Buna is a synthetic rubber, which is available in a wide range of products today. It was originally used exclusively in the tire industry. The trade name "Buna" stands for the starting materials butadiene and sodium (Natrium). The first commercial production plant for synthetic rubber started operation in 1937 at I.G. Farbenindustrie's Schkopau facility. In the same year I.G. Farben won a "Grand Prix" for development of synthetic rubber at the World Exhibition in Paris.

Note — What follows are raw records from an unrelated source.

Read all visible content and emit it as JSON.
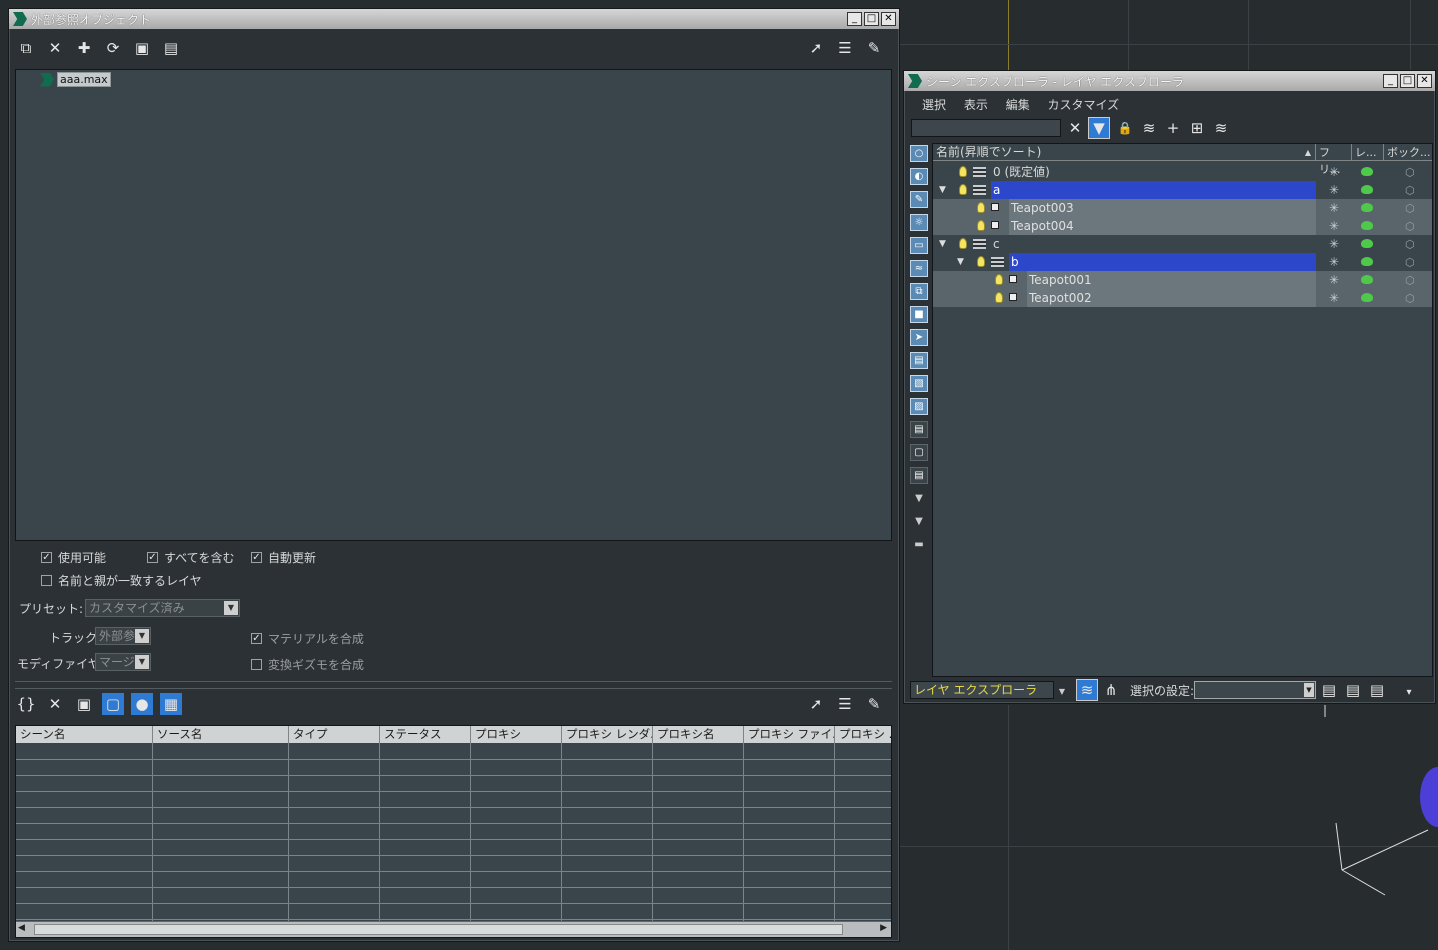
{
  "xref_window": {
    "title": "外部参照オブジェクト",
    "tree_item": "aaa.max",
    "options": {
      "enabled": "使用可能",
      "include_all": "すべてを含む",
      "auto_update": "自動更新",
      "name_parent_layer": "名前と親が一致するレイヤ",
      "preset_label": "プリセット:",
      "preset_value": "カスタマイズ済み",
      "track_label": "トラック:",
      "track_value": "外部参",
      "modifier_label": "モディファイヤ :",
      "modifier_value": "マージ",
      "merge_material": "マテリアルを合成",
      "merge_gizmo": "変換ギズモを合成"
    },
    "table_headers": [
      "シーン名",
      "ソース名",
      "タイプ",
      "ステータス",
      "プロキシ",
      "プロキシ レンダ...",
      "プロキシ名",
      "プロキシ ファイ...",
      "プロキシ ..."
    ]
  },
  "scene_explorer": {
    "title": "シーン エクスプローラ - レイヤ エクスプローラ",
    "menu": [
      "選択",
      "表示",
      "編集",
      "カスタマイズ"
    ],
    "columns": {
      "name": "名前(昇順でソート)",
      "freeze": "フリ...",
      "render": "レ...",
      "box": "ボック..."
    },
    "rows": [
      {
        "label": "0 (既定値)",
        "indent": 0,
        "kind": "layer",
        "state": "normal"
      },
      {
        "label": "a",
        "indent": 0,
        "kind": "layer",
        "state": "selected",
        "expand": "▼"
      },
      {
        "label": "Teapot003",
        "indent": 1,
        "kind": "object",
        "state": "child"
      },
      {
        "label": "Teapot004",
        "indent": 1,
        "kind": "object",
        "state": "child"
      },
      {
        "label": "c",
        "indent": 0,
        "kind": "layer",
        "state": "normal",
        "expand": "▼"
      },
      {
        "label": "b",
        "indent": 1,
        "kind": "layer",
        "state": "selected",
        "expand": "▼"
      },
      {
        "label": "Teapot001",
        "indent": 2,
        "kind": "object",
        "state": "child"
      },
      {
        "label": "Teapot002",
        "indent": 2,
        "kind": "object",
        "state": "child"
      }
    ],
    "footer": {
      "explorer_name": "レイヤ エクスプローラ",
      "selection_set_label": "選択の設定:"
    }
  }
}
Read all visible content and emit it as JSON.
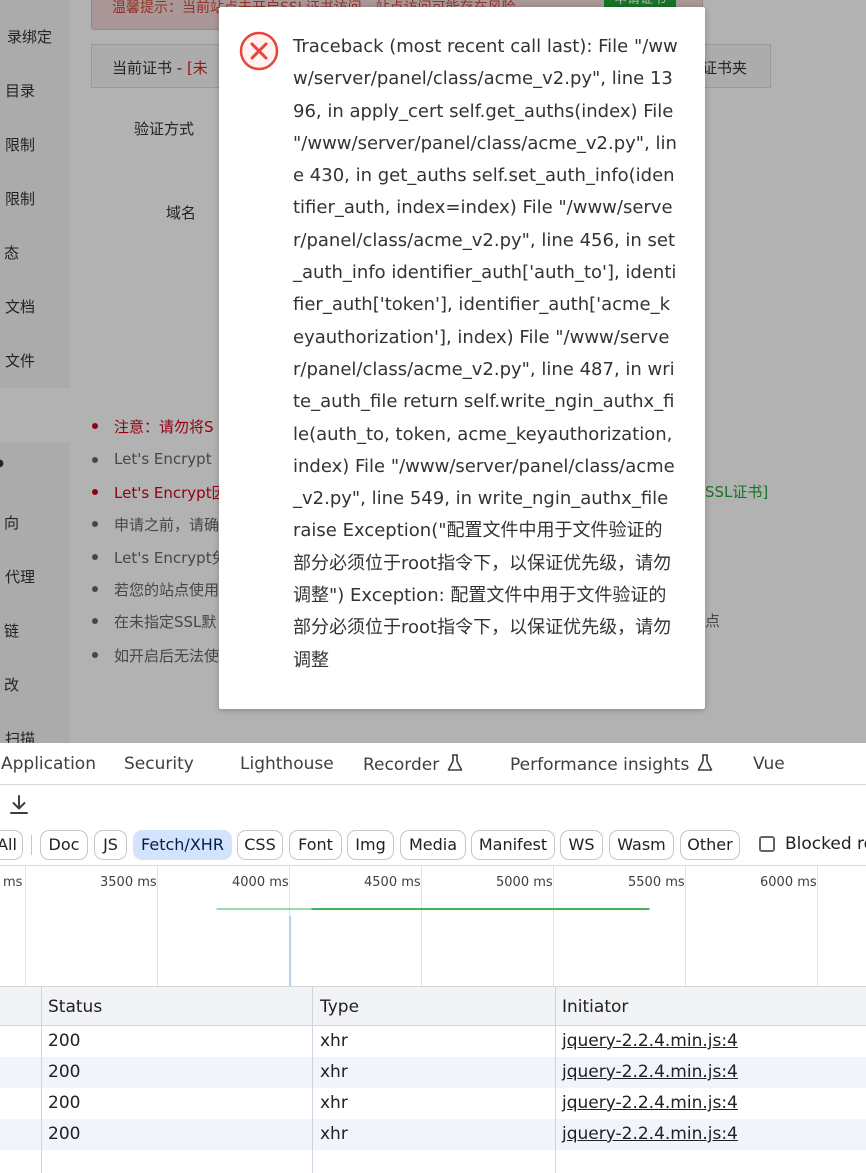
{
  "sidebar": {
    "items": [
      "录绑定",
      "目录",
      "限制",
      "限制",
      "态",
      "文档",
      "文件",
      "",
      "向",
      "代理",
      "链",
      "改",
      "扫描"
    ]
  },
  "page": {
    "warning_text": "温馨提示：当前站点未开启SSL证书访问，站点访问可能存在风险",
    "warning_button": "申请证书",
    "cert_label": "当前证书 - ",
    "cert_status": "[未",
    "cert_right": "证书夹",
    "verify_label": "验证方式",
    "domain_label": "域名",
    "notes": [
      {
        "text": "注意：请勿将S",
        "red": true
      },
      {
        "text": "Let's Encrypt",
        "red": false
      },
      {
        "text": "Let's Encrypt因",
        "red": true
      },
      {
        "text": "申请之前，请确",
        "red": false
      },
      {
        "text": "Let's Encrypt免",
        "red": false
      },
      {
        "text": "若您的站点使用",
        "red": false
      },
      {
        "text": "在未指定SSL默",
        "red": false
      },
      {
        "text": "如开启后无法使",
        "red": false
      }
    ],
    "note_right_ssl": "SSL证书]",
    "note_right_dian": "点"
  },
  "dialog": {
    "icon": "error-circle-x-icon",
    "message": "Traceback (most recent call last): File \"/www/server/panel/class/acme_v2.py\", line 1396, in apply_cert self.get_auths(index) File \"/www/server/panel/class/acme_v2.py\", line 430, in get_auths self.set_auth_info(identifier_auth, index=index) File \"/www/server/panel/class/acme_v2.py\", line 456, in set_auth_info identifier_auth['auth_to'], identifier_auth['token'], identifier_auth['acme_keyauthorization'], index) File \"/www/server/panel/class/acme_v2.py\", line 487, in write_auth_file return self.write_ngin_authx_file(auth_to, token, acme_keyauthorization, index) File \"/www/server/panel/class/acme_v2.py\", line 549, in write_ngin_authx_file raise Exception(\"配置文件中用于文件验证的部分必须位于root指令下，以保证优先级，请勿调整\") Exception: 配置文件中用于文件验证的部分必须位于root指令下，以保证优先级，请勿调整"
  },
  "devtools": {
    "tabs": [
      "Application",
      "Security",
      "Lighthouse",
      "Recorder",
      "Performance insights",
      "Vue"
    ],
    "filters": [
      "All",
      "Doc",
      "JS",
      "Fetch/XHR",
      "CSS",
      "Font",
      "Img",
      "Media",
      "Manifest",
      "WS",
      "Wasm",
      "Other"
    ],
    "selected_filter": "Fetch/XHR",
    "blocked_label": "Blocked re",
    "timeline_ticks": [
      "ms",
      "3500 ms",
      "4000 ms",
      "4500 ms",
      "5000 ms",
      "5500 ms",
      "6000 ms"
    ],
    "columns": [
      "Status",
      "Type",
      "Initiator"
    ],
    "rows": [
      {
        "status": "200",
        "type": "xhr",
        "initiator": "jquery-2.2.4.min.js:4"
      },
      {
        "status": "200",
        "type": "xhr",
        "initiator": "jquery-2.2.4.min.js:4"
      },
      {
        "status": "200",
        "type": "xhr",
        "initiator": "jquery-2.2.4.min.js:4"
      },
      {
        "status": "200",
        "type": "xhr",
        "initiator": "jquery-2.2.4.min.js:4"
      }
    ]
  },
  "colors": {
    "error_red": "#e5453a",
    "success_green": "#20a53a",
    "selected_chip": "#d3e3fd",
    "timeline_green": "#3fb55e"
  }
}
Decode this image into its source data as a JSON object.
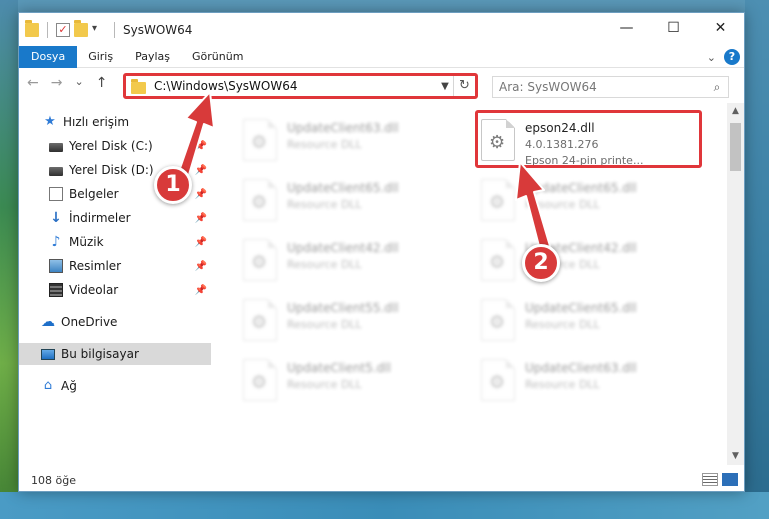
{
  "window": {
    "title": "SysWOW64",
    "controls": {
      "minimize": "—",
      "maximize": "☐",
      "close": "✕"
    }
  },
  "ribbon": {
    "tabs": [
      "Dosya",
      "Giriş",
      "Paylaş",
      "Görünüm"
    ],
    "expand_icon": "chevron-down-icon",
    "help_label": "?"
  },
  "nav": {
    "back": "←",
    "forward": "→",
    "recent": "⌄",
    "up": "↑",
    "address": "C:\\Windows\\SysWOW64",
    "refresh": "↻",
    "search_placeholder": "Ara: SysWOW64"
  },
  "sidebar": {
    "quick_access": "Hızlı erişim",
    "items": [
      {
        "label": "Yerel Disk (C:)",
        "icon": "drive-icon",
        "pinned": true
      },
      {
        "label": "Yerel Disk (D:)",
        "icon": "drive-icon",
        "pinned": true
      },
      {
        "label": "Belgeler",
        "icon": "documents-icon",
        "pinned": true
      },
      {
        "label": "İndirmeler",
        "icon": "download-icon",
        "pinned": true
      },
      {
        "label": "Müzik",
        "icon": "music-icon",
        "pinned": true
      },
      {
        "label": "Resimler",
        "icon": "pictures-icon",
        "pinned": true
      },
      {
        "label": "Videolar",
        "icon": "videos-icon",
        "pinned": true
      }
    ],
    "onedrive": "OneDrive",
    "this_pc": "Bu bilgisayar",
    "network": "Ağ"
  },
  "files": [
    {
      "name": "UpdateClient63.dll",
      "desc": "Resource DLL",
      "blurred": true
    },
    {
      "name": "epson24.dll",
      "version": "4.0.1381.276",
      "desc": "Epson 24-pin printe...",
      "blurred": false
    },
    {
      "name": "UpdateClient65.dll",
      "desc": "Resource DLL",
      "blurred": true
    },
    {
      "name": "UpdateClient65.dll",
      "desc": "Resource DLL",
      "blurred": true
    },
    {
      "name": "UpdateClient42.dll",
      "desc": "Resource DLL",
      "blurred": true
    },
    {
      "name": "UpdateClient42.dll",
      "desc": "Resource DLL",
      "blurred": true
    },
    {
      "name": "UpdateClient55.dll",
      "desc": "Resource DLL",
      "blurred": true
    },
    {
      "name": "UpdateClient65.dll",
      "desc": "Resource DLL",
      "blurred": true
    },
    {
      "name": "UpdateClient5.dll",
      "desc": "Resource DLL",
      "blurred": true
    },
    {
      "name": "UpdateClient63.dll",
      "desc": "Resource DLL",
      "blurred": true
    }
  ],
  "status": {
    "item_count": "108 öğe"
  },
  "annotations": {
    "step1": "1",
    "step2": "2",
    "color": "#d83a3a"
  }
}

The present Evonik site - Marl Chemical Park - was built specifically for Buna production, which started there in 1940. On May 9, 1938 Chemische Werke Hüls GmbH was founded for this purpose. The majority shareholder, I.G. Farbenindustrie, which had begun developing the process in 1928, supplied the patents for production of synthetic rubber using the arcing process free of charge. In return Chemische Werke Hüls GmbH had to agree to give I.G. Farben access to all further developments in the process technology and sale of Buna products. The raw material acetylene, needed for Buna production, was first obtained from the arcing process in Marl. Acetylene is required in order to obtain butadiene, which is the main starting material for synthetic rubber.
Buna manufactured in Marl was initially a war product, the historical background being the National Socialist policy of self-sufficiency and the 1936 Four-Year Plan. This was intended to prepare the German economy for wartime production and make it more or less independent of foreign supplies. The Wehrmacht's supply, transport and combat vehicles in particular relied on Buna production, which supplied the necessary raw material for tires and track cushioning.
After the end of the Second World War in May 1945, the British administration prohibited Buna production in Marl in 1948. It was not until the early 1950s that production was fully authorized once more as a result of the Korean War, when supplies of natural rubber were jeopardized by the military conflict in the Far East. In 1955, together with Bayer AG, Hoechst AG and BASF AG, Hüls established a subsidiary for the production of Buna, the Bunawerke Hüls GmbH. Subsequently a wider product range developed out of the original Buna production for the tire industry. In the 1990s, Hüls AG finally divested itself of its activities with synthetic rubber.